# [WORK ORDER]
From the entries below, pull out each line where "Indoor" appears.

# [MATERIALS PROVIDED]
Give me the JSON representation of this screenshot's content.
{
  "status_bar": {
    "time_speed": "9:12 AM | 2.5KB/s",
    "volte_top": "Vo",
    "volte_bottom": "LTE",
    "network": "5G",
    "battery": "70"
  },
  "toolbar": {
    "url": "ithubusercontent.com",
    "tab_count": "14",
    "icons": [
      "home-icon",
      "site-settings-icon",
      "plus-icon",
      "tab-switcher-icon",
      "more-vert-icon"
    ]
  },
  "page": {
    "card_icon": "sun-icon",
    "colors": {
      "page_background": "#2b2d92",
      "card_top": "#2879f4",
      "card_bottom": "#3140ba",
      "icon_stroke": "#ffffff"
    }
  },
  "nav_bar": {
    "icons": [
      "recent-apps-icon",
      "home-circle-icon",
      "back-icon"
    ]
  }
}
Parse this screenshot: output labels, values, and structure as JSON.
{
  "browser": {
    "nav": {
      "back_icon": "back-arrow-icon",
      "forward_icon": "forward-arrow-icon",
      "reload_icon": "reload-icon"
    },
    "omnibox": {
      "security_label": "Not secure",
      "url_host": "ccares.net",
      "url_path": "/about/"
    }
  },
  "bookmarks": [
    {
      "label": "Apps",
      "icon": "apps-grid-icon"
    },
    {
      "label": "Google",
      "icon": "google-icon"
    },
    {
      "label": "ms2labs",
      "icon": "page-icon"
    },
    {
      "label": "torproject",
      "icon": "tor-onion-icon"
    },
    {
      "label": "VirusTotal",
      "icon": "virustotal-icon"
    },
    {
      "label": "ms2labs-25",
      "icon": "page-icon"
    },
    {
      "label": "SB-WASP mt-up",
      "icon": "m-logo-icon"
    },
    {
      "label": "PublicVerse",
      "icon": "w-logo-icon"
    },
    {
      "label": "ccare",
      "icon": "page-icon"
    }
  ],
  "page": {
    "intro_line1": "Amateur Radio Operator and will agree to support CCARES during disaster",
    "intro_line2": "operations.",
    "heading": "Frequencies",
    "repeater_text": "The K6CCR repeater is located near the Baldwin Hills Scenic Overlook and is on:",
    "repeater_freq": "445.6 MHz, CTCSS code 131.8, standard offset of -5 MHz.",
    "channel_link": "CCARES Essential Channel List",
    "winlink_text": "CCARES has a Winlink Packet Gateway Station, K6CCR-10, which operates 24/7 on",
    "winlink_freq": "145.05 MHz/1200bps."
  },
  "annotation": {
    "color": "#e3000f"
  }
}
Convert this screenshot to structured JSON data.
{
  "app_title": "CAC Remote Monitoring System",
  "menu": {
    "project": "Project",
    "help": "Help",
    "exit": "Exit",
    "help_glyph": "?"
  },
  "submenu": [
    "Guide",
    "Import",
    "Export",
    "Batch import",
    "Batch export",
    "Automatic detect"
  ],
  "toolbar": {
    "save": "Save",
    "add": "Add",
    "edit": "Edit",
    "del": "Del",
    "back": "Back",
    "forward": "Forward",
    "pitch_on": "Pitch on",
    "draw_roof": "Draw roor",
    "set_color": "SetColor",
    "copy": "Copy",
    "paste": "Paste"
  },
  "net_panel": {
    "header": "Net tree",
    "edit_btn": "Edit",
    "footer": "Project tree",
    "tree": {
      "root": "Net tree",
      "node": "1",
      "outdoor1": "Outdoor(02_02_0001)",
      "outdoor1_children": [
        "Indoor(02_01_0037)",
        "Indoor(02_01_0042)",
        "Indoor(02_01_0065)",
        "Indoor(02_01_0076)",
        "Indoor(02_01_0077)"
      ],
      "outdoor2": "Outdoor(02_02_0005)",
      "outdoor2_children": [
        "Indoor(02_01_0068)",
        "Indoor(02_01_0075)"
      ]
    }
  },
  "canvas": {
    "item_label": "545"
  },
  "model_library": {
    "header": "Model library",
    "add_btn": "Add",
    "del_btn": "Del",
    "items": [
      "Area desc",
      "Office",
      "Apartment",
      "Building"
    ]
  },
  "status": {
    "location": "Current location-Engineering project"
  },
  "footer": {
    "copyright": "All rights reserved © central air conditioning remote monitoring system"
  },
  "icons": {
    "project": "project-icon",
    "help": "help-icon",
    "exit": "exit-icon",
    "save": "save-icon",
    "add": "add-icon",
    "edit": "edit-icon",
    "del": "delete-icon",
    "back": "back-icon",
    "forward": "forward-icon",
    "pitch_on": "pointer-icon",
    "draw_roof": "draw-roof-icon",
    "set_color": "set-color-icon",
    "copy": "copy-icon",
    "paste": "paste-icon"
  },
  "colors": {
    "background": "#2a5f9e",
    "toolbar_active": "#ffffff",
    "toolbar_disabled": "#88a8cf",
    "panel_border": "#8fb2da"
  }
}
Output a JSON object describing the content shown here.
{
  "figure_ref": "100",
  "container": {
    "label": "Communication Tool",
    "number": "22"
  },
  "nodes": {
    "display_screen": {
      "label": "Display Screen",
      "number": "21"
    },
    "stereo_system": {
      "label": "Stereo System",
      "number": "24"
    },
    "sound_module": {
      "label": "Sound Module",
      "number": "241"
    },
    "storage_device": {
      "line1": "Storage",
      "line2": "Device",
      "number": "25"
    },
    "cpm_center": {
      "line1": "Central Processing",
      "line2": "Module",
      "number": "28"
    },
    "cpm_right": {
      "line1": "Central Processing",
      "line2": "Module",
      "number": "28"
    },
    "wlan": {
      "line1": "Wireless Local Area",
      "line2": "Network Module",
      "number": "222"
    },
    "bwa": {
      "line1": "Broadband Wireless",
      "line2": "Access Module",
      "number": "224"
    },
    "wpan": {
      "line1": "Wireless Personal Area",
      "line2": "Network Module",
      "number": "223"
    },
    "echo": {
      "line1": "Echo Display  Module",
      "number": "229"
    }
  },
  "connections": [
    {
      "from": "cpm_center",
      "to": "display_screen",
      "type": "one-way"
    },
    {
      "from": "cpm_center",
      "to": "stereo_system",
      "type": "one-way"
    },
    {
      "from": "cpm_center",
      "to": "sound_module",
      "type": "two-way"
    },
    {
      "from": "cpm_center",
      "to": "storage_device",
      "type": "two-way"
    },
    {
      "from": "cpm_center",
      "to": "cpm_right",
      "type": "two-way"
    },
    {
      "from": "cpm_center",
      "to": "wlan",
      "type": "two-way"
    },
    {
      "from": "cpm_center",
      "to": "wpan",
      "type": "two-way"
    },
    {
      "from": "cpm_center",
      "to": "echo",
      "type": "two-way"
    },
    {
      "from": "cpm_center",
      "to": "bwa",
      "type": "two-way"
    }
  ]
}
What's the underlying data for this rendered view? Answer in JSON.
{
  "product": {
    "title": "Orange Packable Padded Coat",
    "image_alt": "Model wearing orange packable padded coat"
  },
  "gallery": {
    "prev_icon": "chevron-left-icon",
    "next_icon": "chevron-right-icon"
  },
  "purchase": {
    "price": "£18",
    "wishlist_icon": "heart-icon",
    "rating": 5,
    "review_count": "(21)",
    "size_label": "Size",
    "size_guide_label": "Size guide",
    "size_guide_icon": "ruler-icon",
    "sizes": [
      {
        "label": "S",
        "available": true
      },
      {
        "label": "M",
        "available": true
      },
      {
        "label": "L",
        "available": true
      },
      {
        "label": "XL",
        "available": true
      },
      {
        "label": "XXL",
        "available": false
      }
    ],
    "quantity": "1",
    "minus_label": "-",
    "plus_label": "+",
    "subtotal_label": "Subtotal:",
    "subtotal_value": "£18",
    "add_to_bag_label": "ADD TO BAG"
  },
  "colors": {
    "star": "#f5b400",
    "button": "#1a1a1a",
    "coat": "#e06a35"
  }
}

# [SOLUTION FOR THIS PROBLEM]
        "Indoor(02_01_0037)",
        "Indoor(02_01_0042)",
        "Indoor(02_01_0065)",
        "Indoor(02_01_0076)",
        "Indoor(02_01_0077)"
        "Indoor(02_01_0068)",
        "Indoor(02_01_0075)"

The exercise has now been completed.